- _WHAT IS EXPECTED_:
Searching the material below, find each line that includes the word "JÁNOS", and copy it.

··········

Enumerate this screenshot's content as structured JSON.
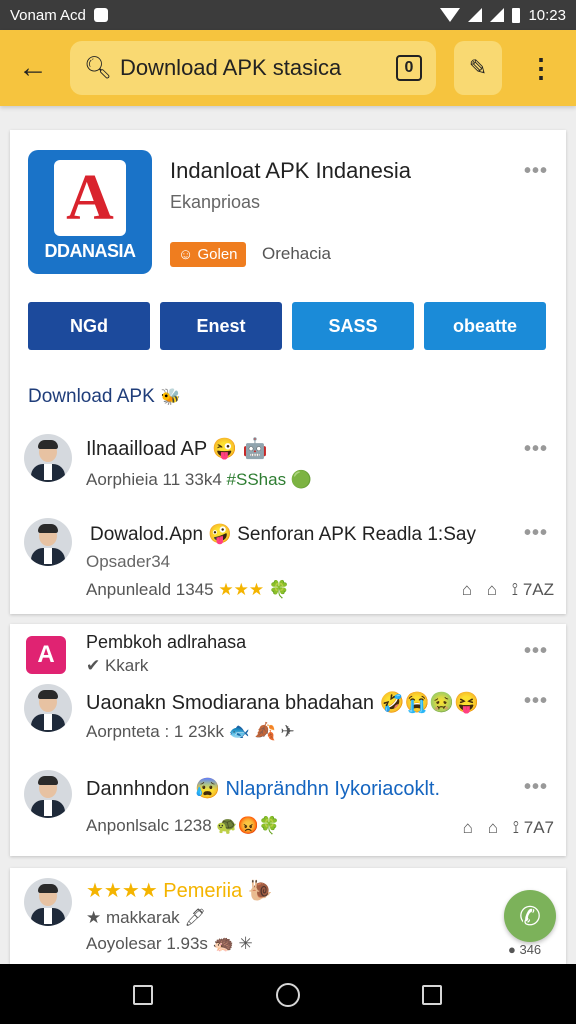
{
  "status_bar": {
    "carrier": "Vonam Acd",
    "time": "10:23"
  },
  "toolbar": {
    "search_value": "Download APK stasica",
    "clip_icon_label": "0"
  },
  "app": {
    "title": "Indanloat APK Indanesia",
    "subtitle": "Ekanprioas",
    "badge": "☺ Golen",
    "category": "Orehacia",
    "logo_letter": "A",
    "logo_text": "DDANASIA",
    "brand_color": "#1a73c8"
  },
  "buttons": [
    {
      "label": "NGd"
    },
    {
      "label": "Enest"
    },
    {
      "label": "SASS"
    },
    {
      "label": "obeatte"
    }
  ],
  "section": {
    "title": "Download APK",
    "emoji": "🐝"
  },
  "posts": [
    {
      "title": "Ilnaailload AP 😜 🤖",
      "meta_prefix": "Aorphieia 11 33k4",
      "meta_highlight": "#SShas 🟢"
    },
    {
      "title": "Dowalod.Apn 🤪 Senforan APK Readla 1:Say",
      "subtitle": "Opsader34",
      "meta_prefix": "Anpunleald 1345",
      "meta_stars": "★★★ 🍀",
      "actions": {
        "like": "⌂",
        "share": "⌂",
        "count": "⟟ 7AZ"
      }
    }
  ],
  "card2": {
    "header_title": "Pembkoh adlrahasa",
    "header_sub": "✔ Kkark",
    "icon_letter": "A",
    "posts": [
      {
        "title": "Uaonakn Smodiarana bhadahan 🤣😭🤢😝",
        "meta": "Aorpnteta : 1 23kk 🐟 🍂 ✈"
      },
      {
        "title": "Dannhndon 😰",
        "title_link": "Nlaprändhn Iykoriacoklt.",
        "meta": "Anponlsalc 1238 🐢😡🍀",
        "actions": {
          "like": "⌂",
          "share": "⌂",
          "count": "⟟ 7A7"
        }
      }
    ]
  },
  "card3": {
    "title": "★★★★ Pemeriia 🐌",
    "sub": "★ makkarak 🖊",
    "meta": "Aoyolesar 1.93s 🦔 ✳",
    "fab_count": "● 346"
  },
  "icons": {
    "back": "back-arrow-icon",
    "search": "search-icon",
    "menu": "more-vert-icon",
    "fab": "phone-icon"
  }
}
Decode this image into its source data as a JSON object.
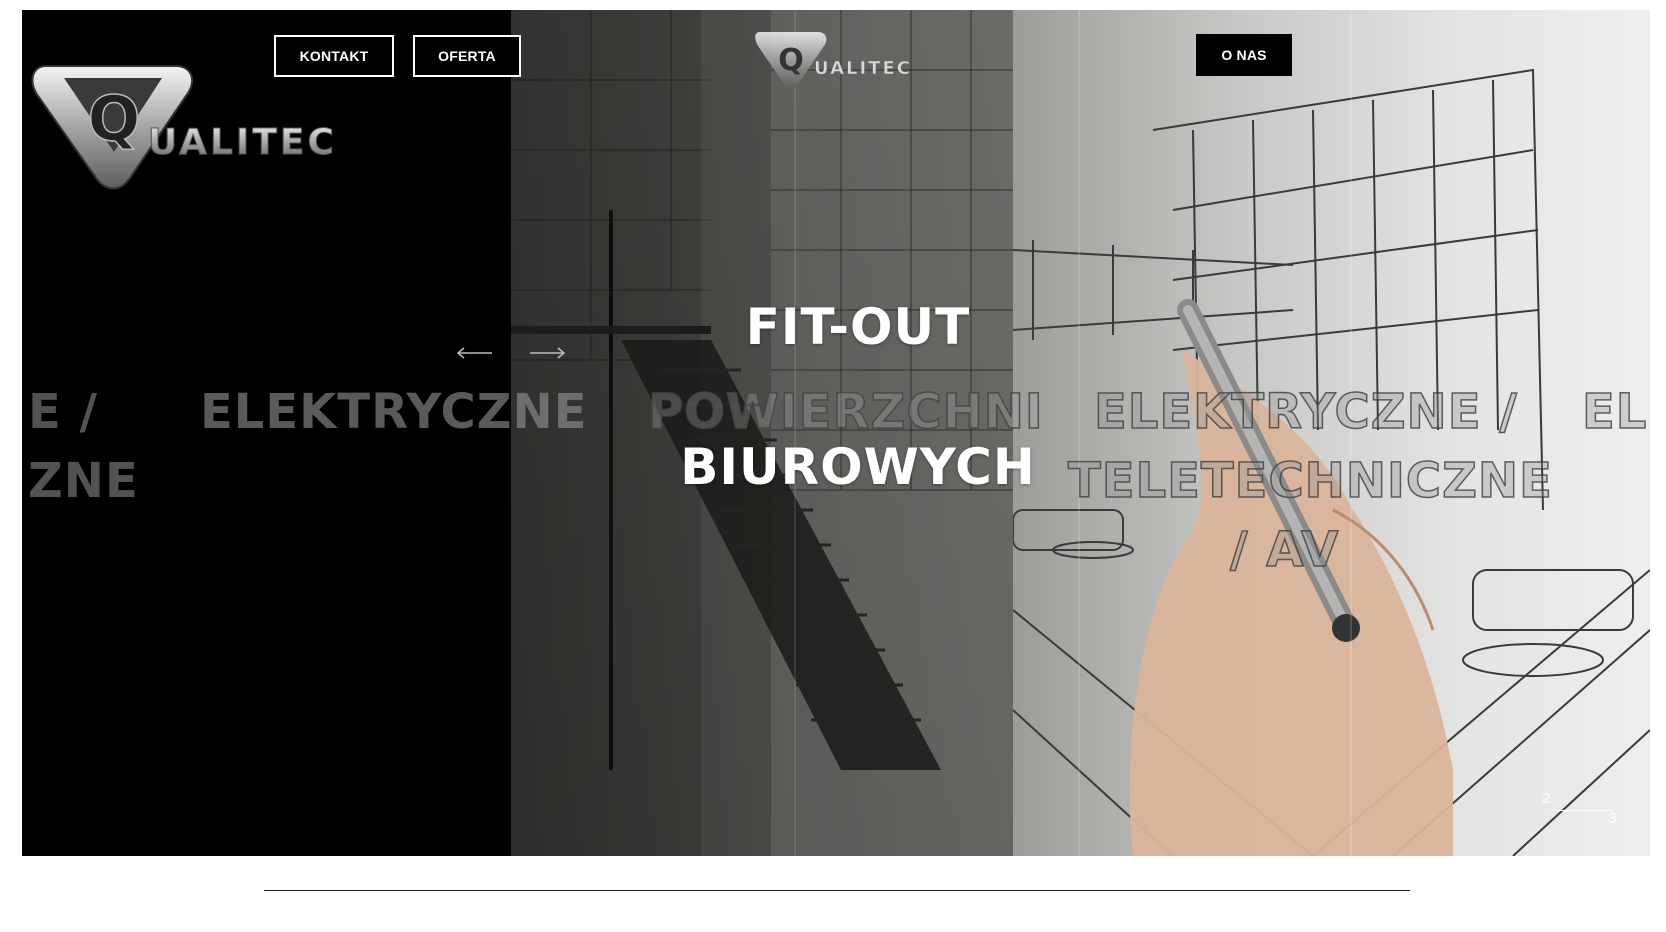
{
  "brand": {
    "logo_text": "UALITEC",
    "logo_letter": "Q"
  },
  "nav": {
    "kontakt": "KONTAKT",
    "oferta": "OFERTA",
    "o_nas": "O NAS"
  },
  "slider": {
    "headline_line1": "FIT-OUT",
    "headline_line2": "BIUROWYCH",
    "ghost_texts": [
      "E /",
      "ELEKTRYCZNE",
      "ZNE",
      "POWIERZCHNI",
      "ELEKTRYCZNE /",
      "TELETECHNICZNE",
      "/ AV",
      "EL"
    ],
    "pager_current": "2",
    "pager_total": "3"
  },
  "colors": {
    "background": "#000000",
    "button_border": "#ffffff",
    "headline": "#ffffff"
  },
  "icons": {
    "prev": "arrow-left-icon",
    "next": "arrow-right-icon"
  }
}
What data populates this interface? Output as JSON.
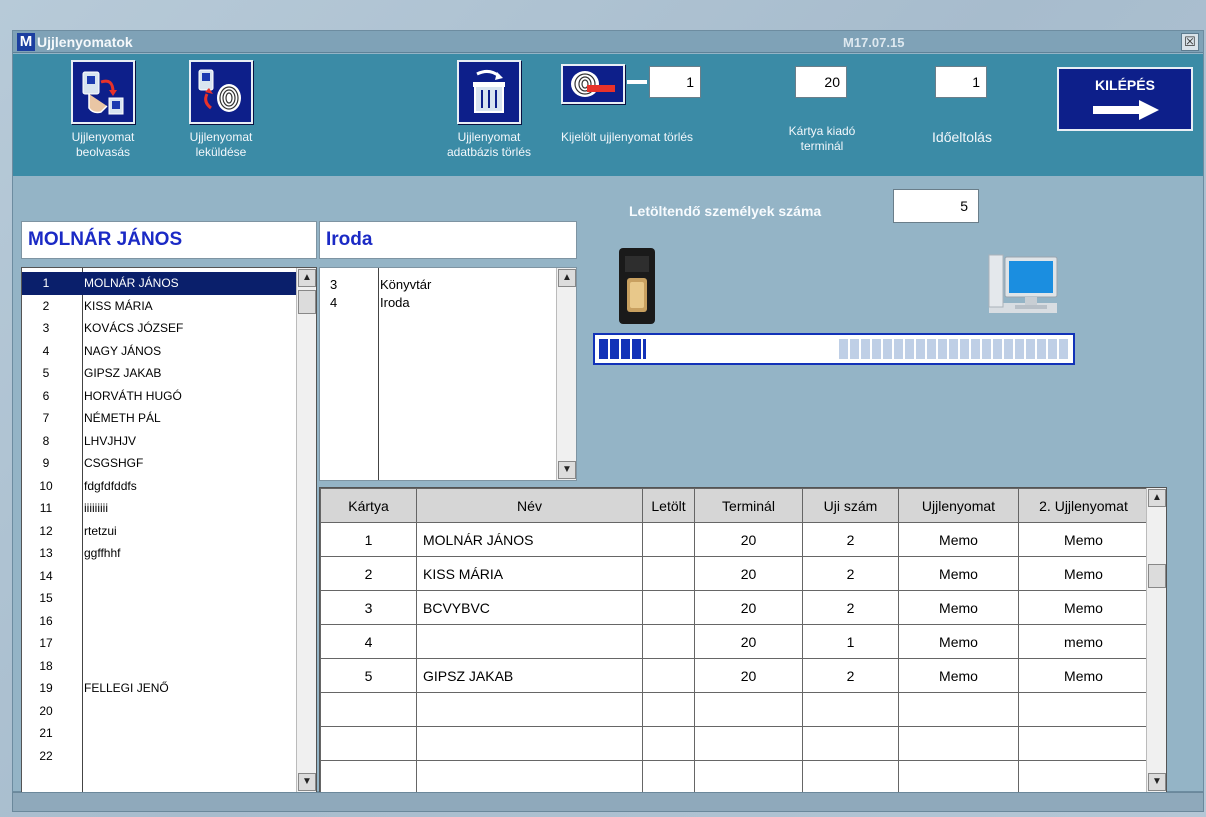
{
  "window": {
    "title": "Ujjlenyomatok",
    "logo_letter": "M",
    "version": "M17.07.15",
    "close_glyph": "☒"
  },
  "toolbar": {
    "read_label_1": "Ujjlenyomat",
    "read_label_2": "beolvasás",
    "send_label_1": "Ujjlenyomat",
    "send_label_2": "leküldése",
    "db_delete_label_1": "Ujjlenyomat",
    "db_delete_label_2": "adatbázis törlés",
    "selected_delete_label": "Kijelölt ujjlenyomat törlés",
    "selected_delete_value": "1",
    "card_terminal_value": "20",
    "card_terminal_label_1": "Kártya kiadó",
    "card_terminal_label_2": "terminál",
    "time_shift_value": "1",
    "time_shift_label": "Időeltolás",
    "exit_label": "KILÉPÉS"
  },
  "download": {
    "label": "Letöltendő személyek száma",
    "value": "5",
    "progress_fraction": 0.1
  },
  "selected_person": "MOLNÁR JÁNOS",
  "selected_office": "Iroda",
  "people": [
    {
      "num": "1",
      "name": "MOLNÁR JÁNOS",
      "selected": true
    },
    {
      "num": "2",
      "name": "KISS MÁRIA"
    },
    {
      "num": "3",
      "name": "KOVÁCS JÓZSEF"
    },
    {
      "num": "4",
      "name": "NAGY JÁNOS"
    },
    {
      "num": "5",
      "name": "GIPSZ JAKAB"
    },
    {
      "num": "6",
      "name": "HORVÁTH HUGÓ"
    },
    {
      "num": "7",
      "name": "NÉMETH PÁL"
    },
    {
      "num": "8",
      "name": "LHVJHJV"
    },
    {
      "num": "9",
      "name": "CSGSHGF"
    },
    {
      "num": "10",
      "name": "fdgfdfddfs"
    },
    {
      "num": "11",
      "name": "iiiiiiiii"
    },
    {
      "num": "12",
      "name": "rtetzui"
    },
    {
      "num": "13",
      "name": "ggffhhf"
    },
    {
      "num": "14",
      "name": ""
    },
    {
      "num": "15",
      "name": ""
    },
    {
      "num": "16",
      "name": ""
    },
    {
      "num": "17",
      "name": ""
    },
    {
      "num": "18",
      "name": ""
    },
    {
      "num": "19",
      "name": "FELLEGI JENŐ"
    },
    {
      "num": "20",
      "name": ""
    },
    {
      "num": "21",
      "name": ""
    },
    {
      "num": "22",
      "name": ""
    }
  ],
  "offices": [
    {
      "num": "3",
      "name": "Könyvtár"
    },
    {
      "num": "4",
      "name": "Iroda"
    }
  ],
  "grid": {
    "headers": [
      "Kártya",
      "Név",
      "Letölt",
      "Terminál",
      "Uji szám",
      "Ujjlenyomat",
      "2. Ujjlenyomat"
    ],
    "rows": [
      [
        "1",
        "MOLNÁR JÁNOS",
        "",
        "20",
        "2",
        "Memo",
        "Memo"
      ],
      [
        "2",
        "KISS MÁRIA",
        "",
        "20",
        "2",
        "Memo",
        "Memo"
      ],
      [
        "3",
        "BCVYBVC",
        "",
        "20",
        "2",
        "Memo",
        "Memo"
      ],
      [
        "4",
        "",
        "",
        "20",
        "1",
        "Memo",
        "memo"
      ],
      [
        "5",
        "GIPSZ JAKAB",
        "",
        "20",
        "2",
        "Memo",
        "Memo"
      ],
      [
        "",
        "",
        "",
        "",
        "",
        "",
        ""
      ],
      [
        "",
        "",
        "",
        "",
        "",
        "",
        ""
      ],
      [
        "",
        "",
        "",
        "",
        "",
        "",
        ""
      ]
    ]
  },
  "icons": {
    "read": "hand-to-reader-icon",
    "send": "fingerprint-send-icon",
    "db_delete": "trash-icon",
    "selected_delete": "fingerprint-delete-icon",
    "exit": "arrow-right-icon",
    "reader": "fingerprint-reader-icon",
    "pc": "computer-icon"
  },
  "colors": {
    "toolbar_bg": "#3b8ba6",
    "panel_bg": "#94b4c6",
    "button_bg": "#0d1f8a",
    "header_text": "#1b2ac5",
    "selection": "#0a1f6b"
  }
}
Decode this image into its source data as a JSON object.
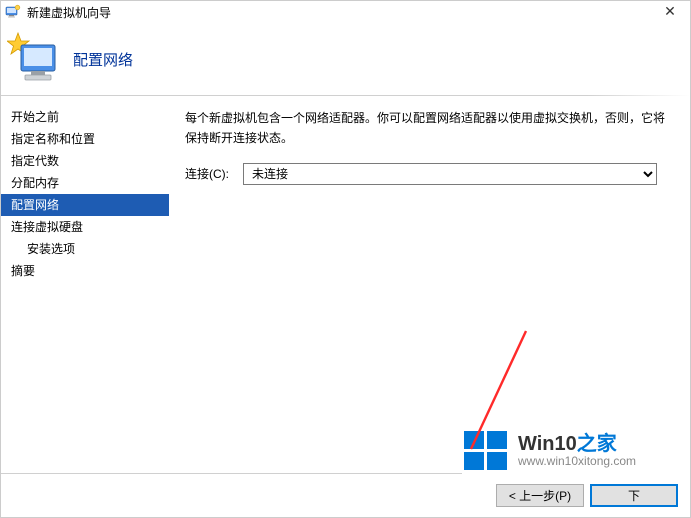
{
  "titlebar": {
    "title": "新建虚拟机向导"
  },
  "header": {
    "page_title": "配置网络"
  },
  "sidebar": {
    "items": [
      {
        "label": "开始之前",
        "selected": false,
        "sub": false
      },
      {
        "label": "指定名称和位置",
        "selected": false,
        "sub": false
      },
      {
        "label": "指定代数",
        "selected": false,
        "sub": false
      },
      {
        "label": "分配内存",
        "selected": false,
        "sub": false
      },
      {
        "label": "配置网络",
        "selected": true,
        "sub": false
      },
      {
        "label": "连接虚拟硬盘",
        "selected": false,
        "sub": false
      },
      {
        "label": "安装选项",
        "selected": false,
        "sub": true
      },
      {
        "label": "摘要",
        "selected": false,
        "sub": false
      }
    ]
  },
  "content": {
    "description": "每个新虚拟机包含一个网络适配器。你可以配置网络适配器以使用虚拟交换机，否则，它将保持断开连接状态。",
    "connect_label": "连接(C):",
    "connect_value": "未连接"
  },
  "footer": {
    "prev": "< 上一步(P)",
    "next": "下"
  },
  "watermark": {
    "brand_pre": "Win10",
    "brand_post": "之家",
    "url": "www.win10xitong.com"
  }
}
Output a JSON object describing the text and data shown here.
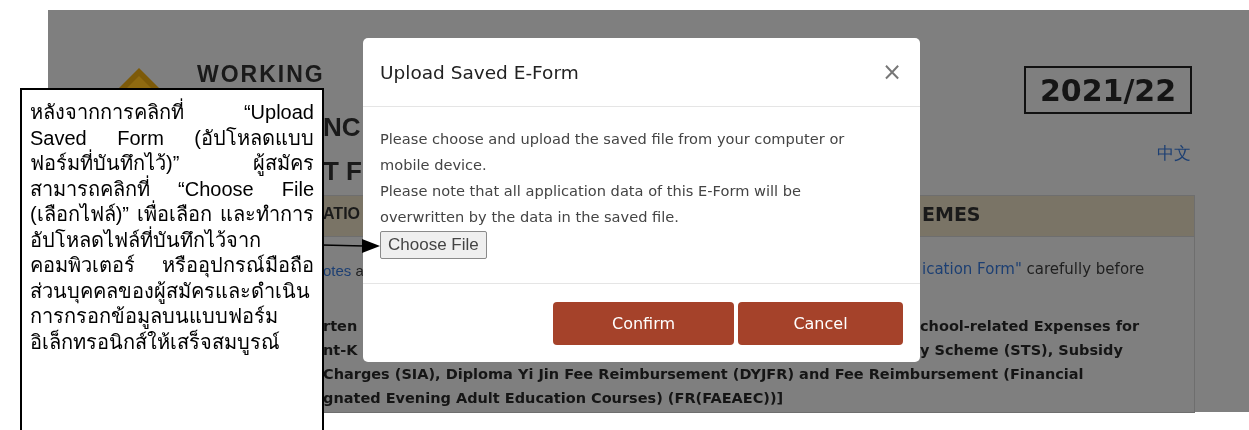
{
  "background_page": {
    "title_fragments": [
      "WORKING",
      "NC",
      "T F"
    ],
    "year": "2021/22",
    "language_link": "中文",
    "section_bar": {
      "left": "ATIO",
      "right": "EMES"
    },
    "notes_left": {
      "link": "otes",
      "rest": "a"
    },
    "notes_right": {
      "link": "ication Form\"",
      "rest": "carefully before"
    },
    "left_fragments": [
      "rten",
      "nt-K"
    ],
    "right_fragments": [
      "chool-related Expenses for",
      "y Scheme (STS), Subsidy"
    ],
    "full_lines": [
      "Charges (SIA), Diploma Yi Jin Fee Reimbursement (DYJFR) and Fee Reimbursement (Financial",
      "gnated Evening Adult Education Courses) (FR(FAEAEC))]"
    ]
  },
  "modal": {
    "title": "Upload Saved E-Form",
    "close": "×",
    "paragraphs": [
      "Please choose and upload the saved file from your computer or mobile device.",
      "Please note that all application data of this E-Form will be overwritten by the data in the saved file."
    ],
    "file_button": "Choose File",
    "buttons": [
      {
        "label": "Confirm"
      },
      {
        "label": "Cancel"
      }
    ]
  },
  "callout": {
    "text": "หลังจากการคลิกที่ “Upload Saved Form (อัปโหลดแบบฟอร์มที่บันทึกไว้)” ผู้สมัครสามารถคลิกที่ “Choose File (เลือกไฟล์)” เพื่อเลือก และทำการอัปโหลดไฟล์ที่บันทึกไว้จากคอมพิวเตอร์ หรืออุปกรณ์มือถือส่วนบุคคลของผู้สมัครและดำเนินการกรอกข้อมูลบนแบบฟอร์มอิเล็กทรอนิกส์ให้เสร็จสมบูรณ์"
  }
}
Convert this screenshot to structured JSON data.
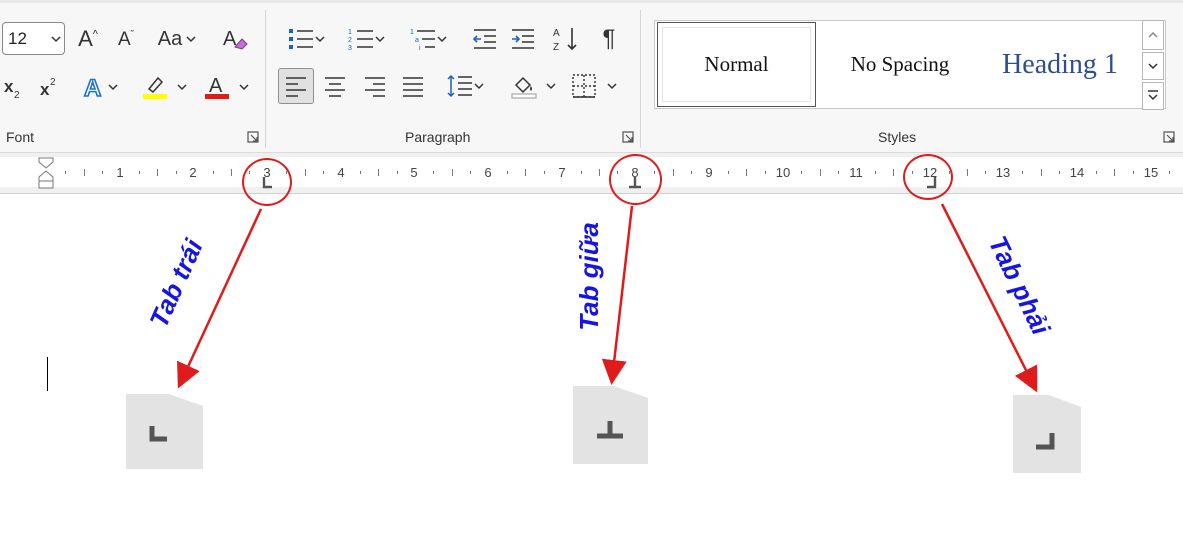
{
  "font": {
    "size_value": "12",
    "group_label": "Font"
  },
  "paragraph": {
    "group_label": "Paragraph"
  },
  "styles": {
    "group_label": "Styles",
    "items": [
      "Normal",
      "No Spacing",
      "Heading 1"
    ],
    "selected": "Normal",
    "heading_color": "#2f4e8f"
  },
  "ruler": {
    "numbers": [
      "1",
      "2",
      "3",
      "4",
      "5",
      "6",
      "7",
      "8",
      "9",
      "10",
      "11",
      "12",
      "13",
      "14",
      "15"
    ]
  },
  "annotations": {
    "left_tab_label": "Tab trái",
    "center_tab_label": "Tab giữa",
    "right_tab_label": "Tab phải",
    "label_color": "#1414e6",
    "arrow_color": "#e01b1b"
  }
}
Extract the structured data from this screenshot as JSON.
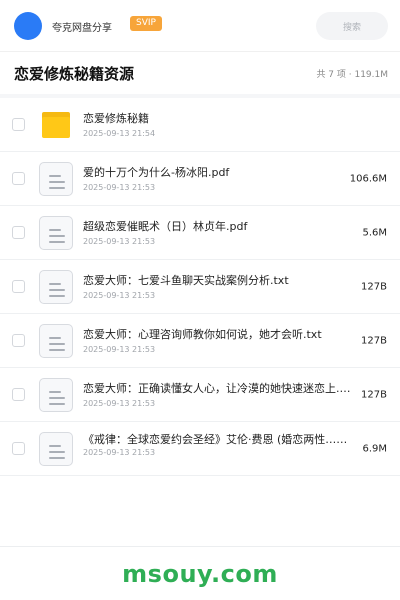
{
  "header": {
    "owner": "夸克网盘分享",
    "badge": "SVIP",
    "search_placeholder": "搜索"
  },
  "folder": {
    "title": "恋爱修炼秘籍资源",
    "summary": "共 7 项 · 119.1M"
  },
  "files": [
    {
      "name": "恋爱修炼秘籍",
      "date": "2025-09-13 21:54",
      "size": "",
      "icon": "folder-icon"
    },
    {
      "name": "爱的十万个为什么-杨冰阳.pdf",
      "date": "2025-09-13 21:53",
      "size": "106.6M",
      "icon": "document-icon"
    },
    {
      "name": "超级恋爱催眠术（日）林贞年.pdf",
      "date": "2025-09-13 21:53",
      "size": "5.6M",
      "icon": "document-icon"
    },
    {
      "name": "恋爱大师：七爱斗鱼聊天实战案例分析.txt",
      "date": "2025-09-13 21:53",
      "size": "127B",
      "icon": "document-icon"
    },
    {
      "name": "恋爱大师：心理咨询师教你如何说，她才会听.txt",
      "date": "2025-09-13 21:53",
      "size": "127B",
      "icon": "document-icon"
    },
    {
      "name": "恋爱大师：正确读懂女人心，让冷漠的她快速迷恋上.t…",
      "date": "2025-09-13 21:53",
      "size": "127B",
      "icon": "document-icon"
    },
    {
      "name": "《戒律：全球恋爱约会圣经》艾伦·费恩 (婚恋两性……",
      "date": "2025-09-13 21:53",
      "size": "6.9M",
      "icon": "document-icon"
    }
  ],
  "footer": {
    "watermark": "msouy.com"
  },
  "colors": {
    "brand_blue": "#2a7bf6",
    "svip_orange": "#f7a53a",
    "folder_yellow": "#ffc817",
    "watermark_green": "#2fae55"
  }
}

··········

- _TASK OUTPUT_:
  "selected_person": "MOLNÁR JÁNOS",
      "name": "MOLNÁR JÁNOS",
      "name": "NAGY JÁNOS"
        "MOLNÁR JÁNOS",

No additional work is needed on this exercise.